The capacity to listen to their audience, ask questions, and be asked in return, gives Bullard a daily, deep connection to the 1A audience — an invaluable finger on the pulse of whether their show is truly the service they hope it to be.
“What Hearken and and GroundSource offer is this ability to read the audience really well and find out what the audience is thinking,” Bullard says. Plus, he says, “it shows listeners that we are listening.”
The two, together, give Bullard and host Joshua Johnson a feel for their audiences interests and curiosity day-in, day-out in a way that comments sections or call-in lines can’t touch in terms of scale and manageability.
“You want to tell people something they don’t know.” Bullard says. “Or even so they can be informed or delighted or knowledgeable about the world and the systems around them,” he says.
“It’s not just the quantity of comments and interactions,” he says — though it’s great to see traffic spike on Chartbeat. “But it’s even better,” he says, “when you look at what they’re saying and sharing personal stories and asking insightful questions showing that they value the information, and give something back to us.”
So if trust is the big problem in journalism, how does building these kinds of connections with the audience do anything to solve that?
“It sounds basic,” Bullard says, “but you trust someone you know more than a stranger who’s walking up and telling you something.” And using Hearken and GroundSource has allowed 1A to be less like a stranger speaking from on high, and more like a friend chatting with the audience like other friends, asking questions, and being genuinely curious to ask (and answer) questions in return. “Hearing your own voice reflected in journalism, and having your own curiosity addressed, I think goes a really long way to building trust.”
But here’s the rub: Bullard works with a national show, with a big audience, and while they don’t have a big staff, they have enough capacity to pay for and manage these tools day in day and day out.
We talk to many newsrooms around the country, and around the world, and know that a lack of resources and capacity is a big barrier to doing this kind of engagement at smaller newsrooms — the kind where Bullard used to work.

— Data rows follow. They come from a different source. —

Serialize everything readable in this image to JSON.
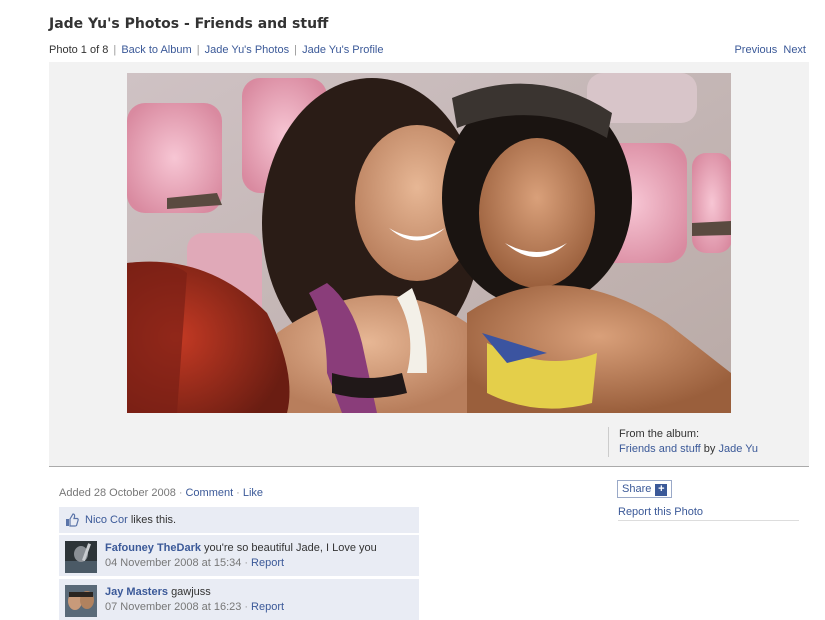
{
  "header": {
    "title": "Jade Yu's Photos - Friends and stuff"
  },
  "nav": {
    "position": "Photo 1 of 8",
    "back_to_album": "Back to Album",
    "user_photos": "Jade Yu's Photos",
    "user_profile": "Jade Yu's Profile",
    "previous": "Previous",
    "next": "Next"
  },
  "album_info": {
    "label": "From the album:",
    "album_name": "Friends and stuff",
    "by": "by",
    "owner": "Jade Yu"
  },
  "meta": {
    "added": "Added 28 October 2008",
    "comment": "Comment",
    "like": "Like"
  },
  "likes": {
    "name": "Nico Cor",
    "text": "likes this."
  },
  "comments": [
    {
      "name": "Fafouney TheDark",
      "text": "you're so beautiful Jade, I Love you",
      "time": "04 November 2008 at 15:34",
      "report": "Report"
    },
    {
      "name": "Jay Masters",
      "text": "gawjuss",
      "time": "07 November 2008 at 16:23",
      "report": "Report"
    }
  ],
  "actions": {
    "share": "Share",
    "report_photo": "Report this Photo"
  },
  "colors": {
    "link": "#3b5998",
    "comment_bg": "#e9ecf4"
  }
}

“I think people are really really open to trying these things,” Bullard says, “but not having the resources to do all of this is something I hear a lot more, and is a real thing,” he says.
Thanks to The Community Engagement and Listening Fund, if your newsroom (or one you care about) doesn’t have the resources to do this work, that’s about to change.